Flying Great Lakes was not only my first EAS experience, but the first propeller-driven aircraft I was old enough to remember flying. And dang it was fun. They loved their Beech 1900s and Embraer EMB-120s. The Cheyenne, WY-based airline concluded service in March 2018.
The rebirth of ValuJet was not only alive but thriving, thanks in part due to their (then) shiny new fleet of MD-95, er, Boeing 717s. As we know, AirTran was destined to ultimately pair up with Southwest, but in 2010 they weren’t quite done giving everyone a run for their money.
USA3000 is one of the airlines that got away from me. And by that, I mean I fully intended to try them out but they stopped flying before I could get around to it. While they existed for over a decade, they had trouble growing and just couldn’t make it work.

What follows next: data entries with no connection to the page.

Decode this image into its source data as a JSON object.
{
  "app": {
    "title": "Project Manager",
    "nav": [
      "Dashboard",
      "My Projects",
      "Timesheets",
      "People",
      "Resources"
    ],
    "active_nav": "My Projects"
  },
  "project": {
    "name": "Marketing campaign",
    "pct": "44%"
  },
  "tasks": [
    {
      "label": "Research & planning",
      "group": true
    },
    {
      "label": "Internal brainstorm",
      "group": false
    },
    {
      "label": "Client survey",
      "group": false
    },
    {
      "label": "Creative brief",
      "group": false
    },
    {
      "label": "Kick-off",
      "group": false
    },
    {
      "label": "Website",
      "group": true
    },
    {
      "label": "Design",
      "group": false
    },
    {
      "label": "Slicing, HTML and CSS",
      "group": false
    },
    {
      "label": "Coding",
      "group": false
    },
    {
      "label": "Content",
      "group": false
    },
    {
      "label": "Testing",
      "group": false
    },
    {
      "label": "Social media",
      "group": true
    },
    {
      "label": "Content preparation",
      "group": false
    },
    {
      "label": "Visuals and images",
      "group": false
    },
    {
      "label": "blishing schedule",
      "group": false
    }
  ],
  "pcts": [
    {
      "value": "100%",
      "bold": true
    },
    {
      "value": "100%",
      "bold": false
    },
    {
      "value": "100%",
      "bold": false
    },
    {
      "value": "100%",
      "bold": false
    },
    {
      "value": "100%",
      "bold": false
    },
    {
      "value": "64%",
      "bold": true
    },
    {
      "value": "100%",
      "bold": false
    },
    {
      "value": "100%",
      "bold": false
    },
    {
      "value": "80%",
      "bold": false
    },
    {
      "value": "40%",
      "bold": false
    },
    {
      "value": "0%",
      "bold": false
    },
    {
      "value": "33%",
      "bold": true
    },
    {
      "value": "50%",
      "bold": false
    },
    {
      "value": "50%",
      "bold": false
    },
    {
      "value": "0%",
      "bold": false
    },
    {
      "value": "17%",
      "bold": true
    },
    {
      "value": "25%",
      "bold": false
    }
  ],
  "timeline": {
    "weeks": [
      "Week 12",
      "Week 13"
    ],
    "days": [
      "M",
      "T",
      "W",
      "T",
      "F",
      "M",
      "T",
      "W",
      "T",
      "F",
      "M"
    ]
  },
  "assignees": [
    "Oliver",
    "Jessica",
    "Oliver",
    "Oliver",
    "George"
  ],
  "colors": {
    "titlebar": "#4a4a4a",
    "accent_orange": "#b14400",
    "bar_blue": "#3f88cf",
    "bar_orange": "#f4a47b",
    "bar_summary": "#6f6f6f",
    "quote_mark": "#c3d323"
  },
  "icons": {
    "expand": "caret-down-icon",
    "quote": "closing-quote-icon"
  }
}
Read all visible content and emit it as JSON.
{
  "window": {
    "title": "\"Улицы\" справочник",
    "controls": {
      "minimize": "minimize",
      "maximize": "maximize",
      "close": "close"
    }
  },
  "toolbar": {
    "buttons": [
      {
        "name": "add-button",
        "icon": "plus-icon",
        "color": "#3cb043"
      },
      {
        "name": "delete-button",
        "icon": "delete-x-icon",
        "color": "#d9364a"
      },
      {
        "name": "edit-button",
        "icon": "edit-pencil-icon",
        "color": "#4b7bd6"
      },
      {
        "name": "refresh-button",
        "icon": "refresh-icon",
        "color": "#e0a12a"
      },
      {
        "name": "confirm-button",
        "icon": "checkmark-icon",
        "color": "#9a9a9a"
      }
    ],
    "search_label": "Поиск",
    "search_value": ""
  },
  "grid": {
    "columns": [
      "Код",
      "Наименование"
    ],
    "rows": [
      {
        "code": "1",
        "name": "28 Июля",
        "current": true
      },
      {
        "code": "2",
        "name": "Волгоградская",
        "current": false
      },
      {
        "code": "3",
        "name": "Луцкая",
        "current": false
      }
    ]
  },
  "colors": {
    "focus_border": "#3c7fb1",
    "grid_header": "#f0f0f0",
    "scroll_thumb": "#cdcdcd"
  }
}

Their two planes went to Viva Colombia.
Aside from a delightfully appealing house livery, perhaps the best thing Colgan will be remembered for is the devastating crash of Continental Flight 3407. There is a silver lining here. The investigation and resulting regulations (passed in 2010) directly led to incredible advancements in aviation safety.
Planes destined to become museum pieces were still flying
N300SW was the first 737-300 delivered by Boeing. It went to launch customer Southwest Airlines. This plane and one other were assigned nose decals dubbing them each the Spirit of Kittyhawk. It is now at the Frontiers of Flight Museum near Dallas Love Field. Visitors to the museum can go onboard to learn about Southwest’s history and even see one of Herb Kelleher’s Harley Davidson motorcycles in the back.
N675MC is now a part of the Delta Museum collection in Atlanta, Georgia.
Other cool things you might have seen while PlaneSpotting in 2010
Thanks for joining me for a photo tour of PlaneSpotting in 2010. Isn’t it funny how day by day nothing changes, but when you look back everything is different? This list certainly is not comprehensive. However it does represent the items which stuck out to me as being unique or different compared to present-day.
We want to hear from you in the comments! Did I miss any 2010 items you are particularly nostalgic for? What are your favorite aviation memories from 2010? Would you like to see more of the retrospective type posts like this?
Comments are closed here.